------ AVAILABLE RECORDS

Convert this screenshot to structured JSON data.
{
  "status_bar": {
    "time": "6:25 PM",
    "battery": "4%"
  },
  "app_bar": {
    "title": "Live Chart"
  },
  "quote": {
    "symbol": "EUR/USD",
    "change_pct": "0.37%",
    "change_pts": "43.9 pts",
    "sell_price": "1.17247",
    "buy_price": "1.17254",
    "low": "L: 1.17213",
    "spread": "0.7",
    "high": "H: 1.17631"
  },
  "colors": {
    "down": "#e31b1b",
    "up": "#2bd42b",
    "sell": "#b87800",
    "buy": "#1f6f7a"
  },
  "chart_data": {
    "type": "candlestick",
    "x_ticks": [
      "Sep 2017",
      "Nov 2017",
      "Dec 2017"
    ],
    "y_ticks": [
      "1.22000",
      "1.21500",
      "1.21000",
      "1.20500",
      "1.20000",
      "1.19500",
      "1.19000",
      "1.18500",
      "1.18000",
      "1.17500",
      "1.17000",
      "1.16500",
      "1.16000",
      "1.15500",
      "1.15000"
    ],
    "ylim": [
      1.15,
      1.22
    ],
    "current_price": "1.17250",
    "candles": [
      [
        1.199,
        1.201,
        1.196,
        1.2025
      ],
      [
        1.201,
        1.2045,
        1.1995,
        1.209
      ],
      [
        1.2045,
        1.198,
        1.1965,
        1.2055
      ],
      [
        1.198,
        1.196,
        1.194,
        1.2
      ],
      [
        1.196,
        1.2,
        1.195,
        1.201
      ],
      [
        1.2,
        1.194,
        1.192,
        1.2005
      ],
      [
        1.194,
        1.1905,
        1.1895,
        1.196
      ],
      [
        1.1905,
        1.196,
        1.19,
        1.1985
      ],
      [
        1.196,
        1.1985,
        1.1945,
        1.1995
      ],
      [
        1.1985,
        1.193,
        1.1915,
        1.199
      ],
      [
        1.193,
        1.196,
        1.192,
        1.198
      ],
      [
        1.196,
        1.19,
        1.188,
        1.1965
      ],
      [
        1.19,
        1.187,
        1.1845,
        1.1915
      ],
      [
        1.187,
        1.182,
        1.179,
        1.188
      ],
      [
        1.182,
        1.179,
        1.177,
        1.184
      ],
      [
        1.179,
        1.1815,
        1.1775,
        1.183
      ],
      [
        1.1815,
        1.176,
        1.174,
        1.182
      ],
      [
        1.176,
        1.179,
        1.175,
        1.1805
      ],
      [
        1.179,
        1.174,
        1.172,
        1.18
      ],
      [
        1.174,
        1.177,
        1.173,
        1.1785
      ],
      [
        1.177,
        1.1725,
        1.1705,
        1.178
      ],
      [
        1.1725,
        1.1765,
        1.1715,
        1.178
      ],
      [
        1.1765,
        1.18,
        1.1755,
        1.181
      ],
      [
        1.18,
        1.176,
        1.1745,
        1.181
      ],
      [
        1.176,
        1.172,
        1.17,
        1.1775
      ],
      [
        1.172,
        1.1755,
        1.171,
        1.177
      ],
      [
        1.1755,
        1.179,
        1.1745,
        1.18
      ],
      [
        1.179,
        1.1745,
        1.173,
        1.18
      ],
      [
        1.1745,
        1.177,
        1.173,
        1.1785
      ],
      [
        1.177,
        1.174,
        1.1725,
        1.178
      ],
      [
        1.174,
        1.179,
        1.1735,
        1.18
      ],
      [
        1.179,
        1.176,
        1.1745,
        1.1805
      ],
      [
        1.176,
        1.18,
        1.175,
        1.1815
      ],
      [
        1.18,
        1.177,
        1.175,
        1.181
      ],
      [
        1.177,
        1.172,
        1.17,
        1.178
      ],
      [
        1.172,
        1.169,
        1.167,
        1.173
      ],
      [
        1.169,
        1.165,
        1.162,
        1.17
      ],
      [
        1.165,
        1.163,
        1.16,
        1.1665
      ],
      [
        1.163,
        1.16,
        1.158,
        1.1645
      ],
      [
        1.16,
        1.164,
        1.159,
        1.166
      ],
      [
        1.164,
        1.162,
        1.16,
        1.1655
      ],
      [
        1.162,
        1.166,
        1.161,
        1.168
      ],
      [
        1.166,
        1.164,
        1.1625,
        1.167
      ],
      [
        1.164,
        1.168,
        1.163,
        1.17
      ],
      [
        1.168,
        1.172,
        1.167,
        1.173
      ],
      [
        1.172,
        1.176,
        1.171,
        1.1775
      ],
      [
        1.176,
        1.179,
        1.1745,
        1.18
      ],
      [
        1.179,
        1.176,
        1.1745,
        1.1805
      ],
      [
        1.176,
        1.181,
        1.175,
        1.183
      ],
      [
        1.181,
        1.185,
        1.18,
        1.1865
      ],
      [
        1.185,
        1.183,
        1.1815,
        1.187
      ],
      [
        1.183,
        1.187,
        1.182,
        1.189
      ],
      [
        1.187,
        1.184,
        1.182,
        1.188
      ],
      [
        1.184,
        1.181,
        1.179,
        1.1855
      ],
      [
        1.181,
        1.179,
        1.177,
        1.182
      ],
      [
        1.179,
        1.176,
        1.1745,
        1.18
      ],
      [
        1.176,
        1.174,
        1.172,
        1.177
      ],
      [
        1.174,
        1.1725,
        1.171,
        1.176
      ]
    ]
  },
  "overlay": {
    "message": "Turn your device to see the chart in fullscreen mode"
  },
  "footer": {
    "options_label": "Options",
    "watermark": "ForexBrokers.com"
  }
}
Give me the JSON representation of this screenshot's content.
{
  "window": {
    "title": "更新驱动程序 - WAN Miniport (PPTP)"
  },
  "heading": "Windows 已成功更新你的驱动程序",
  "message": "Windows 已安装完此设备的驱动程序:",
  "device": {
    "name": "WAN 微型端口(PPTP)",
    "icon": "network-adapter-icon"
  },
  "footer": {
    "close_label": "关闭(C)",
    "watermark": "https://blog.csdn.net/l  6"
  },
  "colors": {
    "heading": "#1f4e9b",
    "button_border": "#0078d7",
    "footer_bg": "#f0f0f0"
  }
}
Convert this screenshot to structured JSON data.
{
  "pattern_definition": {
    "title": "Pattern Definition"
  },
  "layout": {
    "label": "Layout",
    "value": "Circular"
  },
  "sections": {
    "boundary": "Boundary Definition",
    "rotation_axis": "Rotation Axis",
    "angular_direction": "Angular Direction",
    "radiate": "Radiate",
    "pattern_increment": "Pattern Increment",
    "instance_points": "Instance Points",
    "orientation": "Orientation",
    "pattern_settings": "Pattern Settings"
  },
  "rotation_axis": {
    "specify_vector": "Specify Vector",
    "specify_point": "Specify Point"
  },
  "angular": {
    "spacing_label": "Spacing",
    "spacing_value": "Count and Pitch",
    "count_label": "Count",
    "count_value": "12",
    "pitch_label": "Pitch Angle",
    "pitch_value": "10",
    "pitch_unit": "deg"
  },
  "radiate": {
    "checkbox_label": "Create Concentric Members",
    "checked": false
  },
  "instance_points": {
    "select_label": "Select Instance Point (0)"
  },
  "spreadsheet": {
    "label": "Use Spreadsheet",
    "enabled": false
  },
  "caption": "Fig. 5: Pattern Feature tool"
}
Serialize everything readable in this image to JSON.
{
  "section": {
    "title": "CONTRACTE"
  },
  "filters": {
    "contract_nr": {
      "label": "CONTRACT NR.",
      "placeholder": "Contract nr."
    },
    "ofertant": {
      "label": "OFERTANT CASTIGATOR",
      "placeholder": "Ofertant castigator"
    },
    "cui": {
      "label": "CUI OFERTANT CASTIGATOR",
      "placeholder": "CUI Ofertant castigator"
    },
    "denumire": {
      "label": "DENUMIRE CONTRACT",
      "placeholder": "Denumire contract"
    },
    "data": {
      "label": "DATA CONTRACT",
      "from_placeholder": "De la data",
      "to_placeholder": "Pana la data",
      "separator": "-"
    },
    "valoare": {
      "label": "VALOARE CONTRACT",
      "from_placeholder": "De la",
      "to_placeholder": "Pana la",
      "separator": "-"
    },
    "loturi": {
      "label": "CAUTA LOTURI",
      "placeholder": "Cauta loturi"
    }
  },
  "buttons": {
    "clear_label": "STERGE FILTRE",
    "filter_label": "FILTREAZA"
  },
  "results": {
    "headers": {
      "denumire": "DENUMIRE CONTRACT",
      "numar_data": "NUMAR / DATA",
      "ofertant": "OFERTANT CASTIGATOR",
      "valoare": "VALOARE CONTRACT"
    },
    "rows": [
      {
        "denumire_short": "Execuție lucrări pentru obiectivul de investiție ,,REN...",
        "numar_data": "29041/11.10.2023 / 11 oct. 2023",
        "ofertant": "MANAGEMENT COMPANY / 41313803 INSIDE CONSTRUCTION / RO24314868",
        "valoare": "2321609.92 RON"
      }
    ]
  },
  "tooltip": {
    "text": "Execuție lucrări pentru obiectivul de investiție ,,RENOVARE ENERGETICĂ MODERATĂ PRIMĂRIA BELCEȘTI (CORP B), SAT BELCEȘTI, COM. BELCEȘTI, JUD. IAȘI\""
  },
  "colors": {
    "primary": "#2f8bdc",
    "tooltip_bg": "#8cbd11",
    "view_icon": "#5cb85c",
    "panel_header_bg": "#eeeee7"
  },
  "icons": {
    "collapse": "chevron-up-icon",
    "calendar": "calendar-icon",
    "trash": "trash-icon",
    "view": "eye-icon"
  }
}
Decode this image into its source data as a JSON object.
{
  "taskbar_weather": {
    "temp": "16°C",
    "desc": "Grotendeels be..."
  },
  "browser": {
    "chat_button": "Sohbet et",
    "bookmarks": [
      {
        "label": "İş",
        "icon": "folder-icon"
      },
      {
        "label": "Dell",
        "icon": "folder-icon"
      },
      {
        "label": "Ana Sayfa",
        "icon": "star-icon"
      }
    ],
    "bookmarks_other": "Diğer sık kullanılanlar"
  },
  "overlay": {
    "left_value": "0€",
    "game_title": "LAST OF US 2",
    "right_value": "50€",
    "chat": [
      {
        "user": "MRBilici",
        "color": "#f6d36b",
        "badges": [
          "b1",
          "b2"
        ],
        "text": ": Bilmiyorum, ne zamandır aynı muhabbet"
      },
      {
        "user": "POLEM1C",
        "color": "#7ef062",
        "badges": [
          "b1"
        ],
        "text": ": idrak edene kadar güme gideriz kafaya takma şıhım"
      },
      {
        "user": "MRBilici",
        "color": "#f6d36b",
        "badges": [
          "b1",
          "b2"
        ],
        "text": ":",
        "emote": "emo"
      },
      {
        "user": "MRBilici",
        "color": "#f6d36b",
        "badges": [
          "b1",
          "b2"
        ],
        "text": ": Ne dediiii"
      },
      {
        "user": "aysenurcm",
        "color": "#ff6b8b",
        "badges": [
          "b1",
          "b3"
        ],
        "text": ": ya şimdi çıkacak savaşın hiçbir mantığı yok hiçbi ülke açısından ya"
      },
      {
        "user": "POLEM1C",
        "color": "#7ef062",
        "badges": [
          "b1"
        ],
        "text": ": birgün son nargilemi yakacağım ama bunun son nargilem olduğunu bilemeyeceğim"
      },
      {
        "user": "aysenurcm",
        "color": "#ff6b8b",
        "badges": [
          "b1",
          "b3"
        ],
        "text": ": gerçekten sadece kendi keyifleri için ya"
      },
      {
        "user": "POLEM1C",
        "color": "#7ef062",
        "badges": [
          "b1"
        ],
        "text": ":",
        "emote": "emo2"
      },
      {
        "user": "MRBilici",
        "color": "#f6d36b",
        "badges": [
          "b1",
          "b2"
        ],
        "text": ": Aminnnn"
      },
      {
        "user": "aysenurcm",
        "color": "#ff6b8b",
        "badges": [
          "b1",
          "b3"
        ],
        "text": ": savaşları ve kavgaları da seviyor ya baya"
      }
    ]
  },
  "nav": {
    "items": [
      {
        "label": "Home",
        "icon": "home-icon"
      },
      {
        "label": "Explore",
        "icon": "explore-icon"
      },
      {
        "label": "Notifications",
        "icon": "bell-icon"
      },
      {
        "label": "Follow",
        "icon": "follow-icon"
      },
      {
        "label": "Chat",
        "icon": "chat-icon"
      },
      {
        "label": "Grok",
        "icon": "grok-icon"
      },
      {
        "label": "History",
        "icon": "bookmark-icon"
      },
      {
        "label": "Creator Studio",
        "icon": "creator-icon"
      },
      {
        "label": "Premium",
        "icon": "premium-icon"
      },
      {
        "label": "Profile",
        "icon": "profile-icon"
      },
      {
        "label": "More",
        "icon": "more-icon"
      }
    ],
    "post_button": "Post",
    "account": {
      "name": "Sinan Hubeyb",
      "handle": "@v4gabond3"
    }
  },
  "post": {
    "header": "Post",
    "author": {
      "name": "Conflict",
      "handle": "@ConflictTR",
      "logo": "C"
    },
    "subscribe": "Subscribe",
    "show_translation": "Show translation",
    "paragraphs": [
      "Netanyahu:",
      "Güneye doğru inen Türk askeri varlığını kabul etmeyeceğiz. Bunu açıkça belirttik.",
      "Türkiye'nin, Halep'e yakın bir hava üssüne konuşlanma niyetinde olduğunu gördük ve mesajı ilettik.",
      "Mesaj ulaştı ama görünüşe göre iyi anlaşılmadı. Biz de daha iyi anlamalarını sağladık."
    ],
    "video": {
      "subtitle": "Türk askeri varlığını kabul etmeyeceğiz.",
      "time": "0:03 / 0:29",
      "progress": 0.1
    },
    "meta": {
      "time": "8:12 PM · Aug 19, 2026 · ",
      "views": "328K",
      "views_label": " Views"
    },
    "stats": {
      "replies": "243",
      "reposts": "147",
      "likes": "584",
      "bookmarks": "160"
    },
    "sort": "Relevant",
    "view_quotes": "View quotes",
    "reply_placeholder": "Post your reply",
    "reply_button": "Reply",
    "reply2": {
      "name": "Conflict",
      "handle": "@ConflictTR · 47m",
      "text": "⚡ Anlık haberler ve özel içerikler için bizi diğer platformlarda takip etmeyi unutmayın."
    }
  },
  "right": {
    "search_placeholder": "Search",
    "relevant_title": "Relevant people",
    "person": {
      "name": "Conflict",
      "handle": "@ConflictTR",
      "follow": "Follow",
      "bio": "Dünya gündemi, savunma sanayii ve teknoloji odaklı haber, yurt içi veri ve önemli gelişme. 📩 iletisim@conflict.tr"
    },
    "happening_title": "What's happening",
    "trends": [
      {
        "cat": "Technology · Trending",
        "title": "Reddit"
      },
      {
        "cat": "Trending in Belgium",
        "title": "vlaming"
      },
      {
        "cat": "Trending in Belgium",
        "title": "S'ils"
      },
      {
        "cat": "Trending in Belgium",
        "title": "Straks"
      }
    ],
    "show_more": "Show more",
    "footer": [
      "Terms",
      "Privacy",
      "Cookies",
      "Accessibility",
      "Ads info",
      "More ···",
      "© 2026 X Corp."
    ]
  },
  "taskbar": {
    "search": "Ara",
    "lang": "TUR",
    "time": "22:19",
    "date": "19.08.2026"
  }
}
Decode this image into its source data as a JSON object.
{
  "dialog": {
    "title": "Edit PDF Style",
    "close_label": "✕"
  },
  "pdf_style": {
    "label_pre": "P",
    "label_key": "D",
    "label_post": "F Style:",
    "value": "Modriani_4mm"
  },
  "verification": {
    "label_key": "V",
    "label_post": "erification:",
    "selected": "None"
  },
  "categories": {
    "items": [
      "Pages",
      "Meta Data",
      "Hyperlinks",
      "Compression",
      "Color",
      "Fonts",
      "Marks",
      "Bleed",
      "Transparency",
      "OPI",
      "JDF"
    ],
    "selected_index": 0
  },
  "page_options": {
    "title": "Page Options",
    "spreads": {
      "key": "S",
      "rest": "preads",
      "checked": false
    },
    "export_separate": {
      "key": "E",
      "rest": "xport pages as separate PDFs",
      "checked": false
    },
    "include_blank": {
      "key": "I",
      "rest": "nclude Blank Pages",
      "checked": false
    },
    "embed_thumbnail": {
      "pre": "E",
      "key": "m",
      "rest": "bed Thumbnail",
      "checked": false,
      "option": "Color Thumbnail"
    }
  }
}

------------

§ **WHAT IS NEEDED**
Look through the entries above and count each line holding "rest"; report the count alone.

§ **ANSWER TO THIS PROBLEM**
4